WHAT THE TASK ASKS
Each line of the entries that mentions the string "hàng" needs to be reported.
:: SOURCE INFORMATION
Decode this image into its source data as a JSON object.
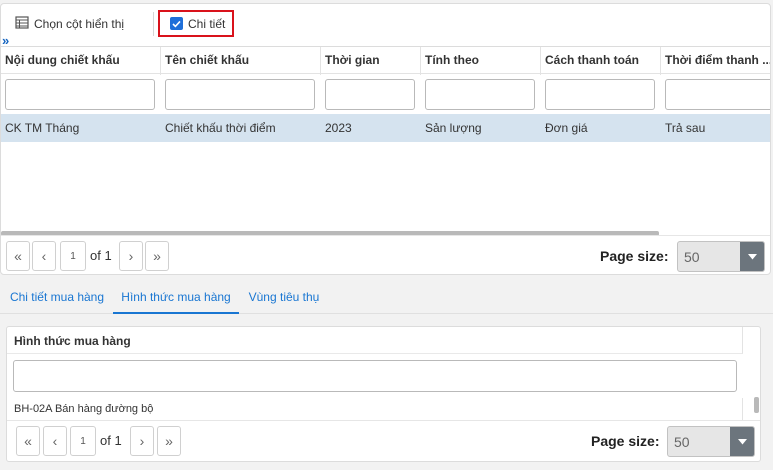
{
  "toolbar": {
    "columns_label": "Chọn cột hiển thị",
    "detail_label": "Chi tiết",
    "detail_checked": true,
    "expand_glyph": "»"
  },
  "grid": {
    "columns": [
      "Nội dung chiết khấu",
      "Tên chiết khấu",
      "Thời gian",
      "Tính theo",
      "Cách thanh toán",
      "Thời điểm thanh ..."
    ],
    "rows": [
      [
        "CK TM Tháng",
        "Chiết khấu thời điểm",
        "2023",
        "Sản lượng",
        "Đơn giá",
        "Trả sau"
      ]
    ]
  },
  "pager_top": {
    "first": "«",
    "prev": "‹",
    "page": "1",
    "of_label": "of 1",
    "next": "›",
    "last": "»",
    "page_size_label": "Page size:",
    "page_size_value": "50"
  },
  "tabs": [
    {
      "label": "Chi tiết mua hàng",
      "active": false
    },
    {
      "label": "Hình thức mua hàng",
      "active": true
    },
    {
      "label": "Vùng tiêu thụ",
      "active": false
    }
  ],
  "bottom_grid": {
    "column": "Hình thức mua hàng",
    "rows": [
      "BH-02A Bán hàng đường bộ"
    ]
  },
  "pager_bottom": {
    "first": "«",
    "prev": "‹",
    "page": "1",
    "of_label": "of 1",
    "next": "›",
    "last": "»",
    "page_size_label": "Page size:",
    "page_size_value": "50"
  },
  "colors": {
    "accent": "#1976d2",
    "selected_row": "#d5e3ef",
    "highlight_border": "#d9121b"
  }
}
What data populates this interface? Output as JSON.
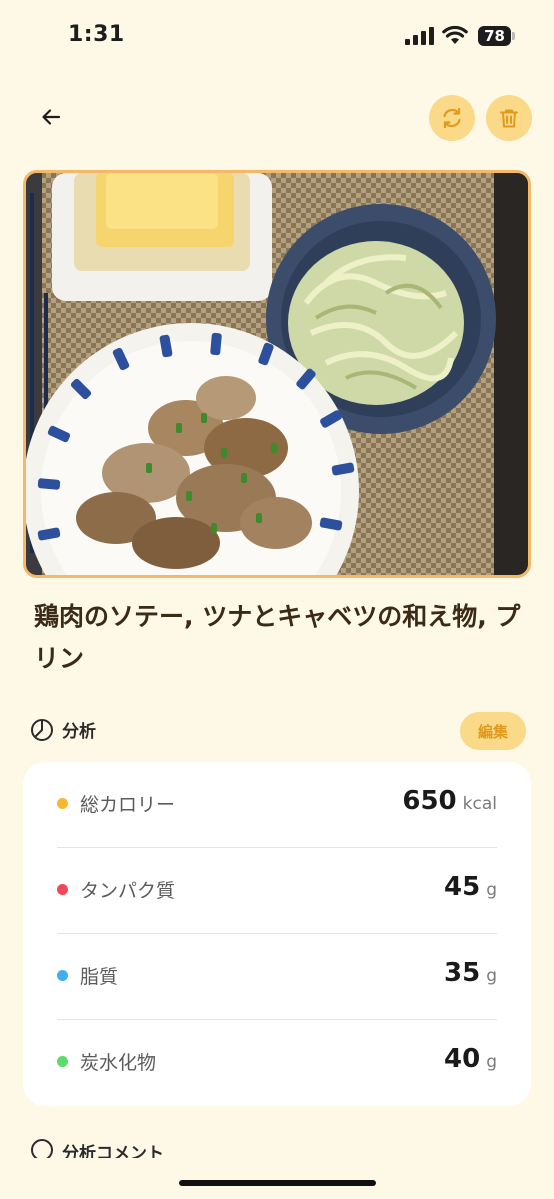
{
  "status_bar": {
    "time": "1:31",
    "battery": "78"
  },
  "header": {
    "back_icon": "arrow-left-icon",
    "refresh_icon": "refresh-icon",
    "delete_icon": "trash-icon"
  },
  "meal": {
    "title": "鶏肉のソテー, ツナとキャベツの和え物, プリン"
  },
  "analysis": {
    "label": "分析",
    "edit_label": "編集",
    "items": [
      {
        "label": "総カロリー",
        "value": "650",
        "unit": "kcal",
        "color": "#F8B733"
      },
      {
        "label": "タンパク質",
        "value": "45",
        "unit": "g",
        "color": "#EE4B5A"
      },
      {
        "label": "脂質",
        "value": "35",
        "unit": "g",
        "color": "#3FB0EB"
      },
      {
        "label": "炭水化物",
        "value": "40",
        "unit": "g",
        "color": "#5ADB6B"
      }
    ]
  },
  "comment": {
    "label": "分析コメント"
  },
  "colors": {
    "background": "#FEF8E7",
    "accent": "#FAD988",
    "accent_text": "#E09A1E",
    "title": "#3B2A16"
  }
}
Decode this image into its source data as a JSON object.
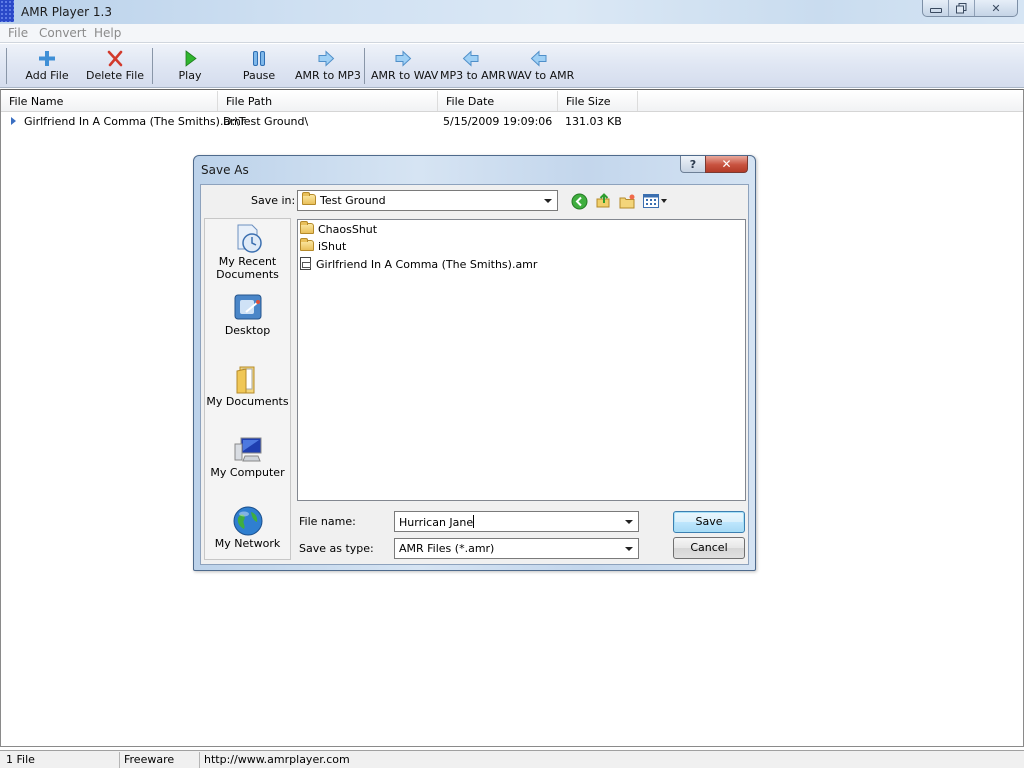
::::
ANSWER TO THIS EXERCISE
      "label": "Chi tiết mua hàng",
      "label": "Hình thức mua hàng",
    "column": "Hình thức mua hàng",
      "BH-02A Bán hàng đường bộ"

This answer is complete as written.